As Andre Perry said in his letter to The Maroon last week, the key to keeping and increasing retention is to get students involved in the university’s community. Greek Life is an excellent way to do this, offering students a chance to tighten their bonds with their peers and to serve the community of Loyola and the city at large. In many ways, Greek Life offers an ideal opportunity for students at Loyola to embody the Jesuit values on which the university is founded while at the same time binding them more tightly into the community. A new fraternity will provide more of these opportunities, and so may be just what the school requires.

But because Greek Life can be such a big part of students’ lives, we must urge the sororities and fraternities on campus to live up to their potential. Loyola has not undertaken a campaign against Greek Life: It has abided by its policies and punished those who violate them. And Loyola is not the sole reason for the trouble local fraternities and sororities have faced; Sigma Alpha Kappa, for instance, was reconstituted by their national office due to the way they handled their officer elections. Greek Life should be fun, but these organizations must embody the best values of the community and of the larger houses they represent, and when they fail to do that, they fully deserve the punishment they receive.

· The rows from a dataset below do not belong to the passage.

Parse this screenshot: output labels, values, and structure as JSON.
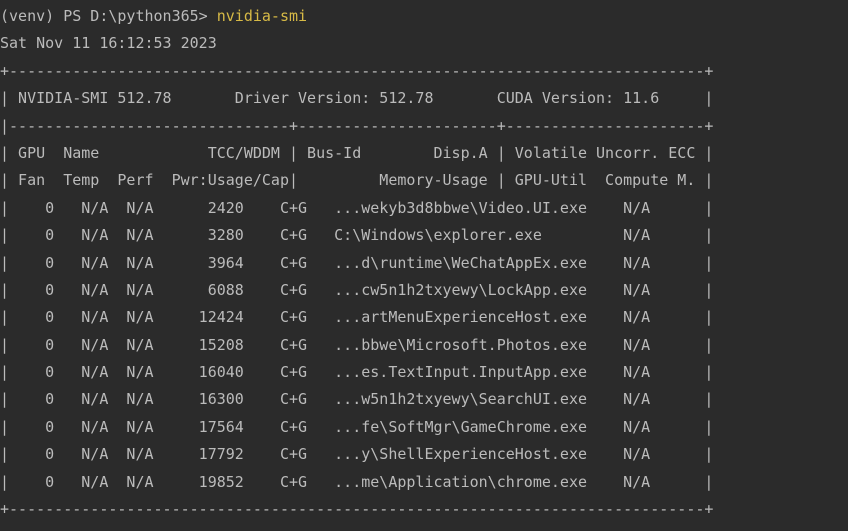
{
  "colors": {
    "background": "#2b2b2b",
    "text": "#bbbbbb",
    "command": "#d7ba46"
  },
  "prompt": {
    "prefix": "(venv) PS D:\\python365> ",
    "command": "nvidia-smi"
  },
  "timestamp": "Sat Nov 11 16:12:53 2023",
  "lines": [
    "+-----------------------------------------------------------------------------+",
    "| NVIDIA-SMI 512.78       Driver Version: 512.78       CUDA Version: 11.6     |",
    "|-------------------------------+----------------------+----------------------+",
    "| GPU  Name            TCC/WDDM | Bus-Id        Disp.A | Volatile Uncorr. ECC |",
    "| Fan  Temp  Perf  Pwr:Usage/Cap|         Memory-Usage | GPU-Util  Compute M. |",
    "|    0   N/A  N/A      2420    C+G   ...wekyb3d8bbwe\\Video.UI.exe    N/A      |",
    "|    0   N/A  N/A      3280    C+G   C:\\Windows\\explorer.exe         N/A      |",
    "|    0   N/A  N/A      3964    C+G   ...d\\runtime\\WeChatAppEx.exe    N/A      |",
    "|    0   N/A  N/A      6088    C+G   ...cw5n1h2txyewy\\LockApp.exe    N/A      |",
    "|    0   N/A  N/A     12424    C+G   ...artMenuExperienceHost.exe    N/A      |",
    "|    0   N/A  N/A     15208    C+G   ...bbwe\\Microsoft.Photos.exe    N/A      |",
    "|    0   N/A  N/A     16040    C+G   ...es.TextInput.InputApp.exe    N/A      |",
    "|    0   N/A  N/A     16300    C+G   ...w5n1h2txyewy\\SearchUI.exe    N/A      |",
    "|    0   N/A  N/A     17564    C+G   ...fe\\SoftMgr\\GameChrome.exe    N/A      |",
    "|    0   N/A  N/A     17792    C+G   ...y\\ShellExperienceHost.exe    N/A      |",
    "|    0   N/A  N/A     19852    C+G   ...me\\Application\\chrome.exe    N/A      |",
    "+-----------------------------------------------------------------------------+"
  ]
}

For many students, Greek Life can play an important role in getting them involved with their peers and with their community and in keeping them at school. This involvement goes far beyond the individual; as the recent budget cuts have shown, it can have a wider impact in the community at large. Because of this, it is imperative that Greek Life at Loyola lives up to the standards of both the university and their national offices, and not fall apart due to practices at odds with what Loyola and their national office require. Greek Life matters, and it matters beyond the level of the individuals whom it helps. Live up to the standards of the wider organization you represent, and the community of which you are a part.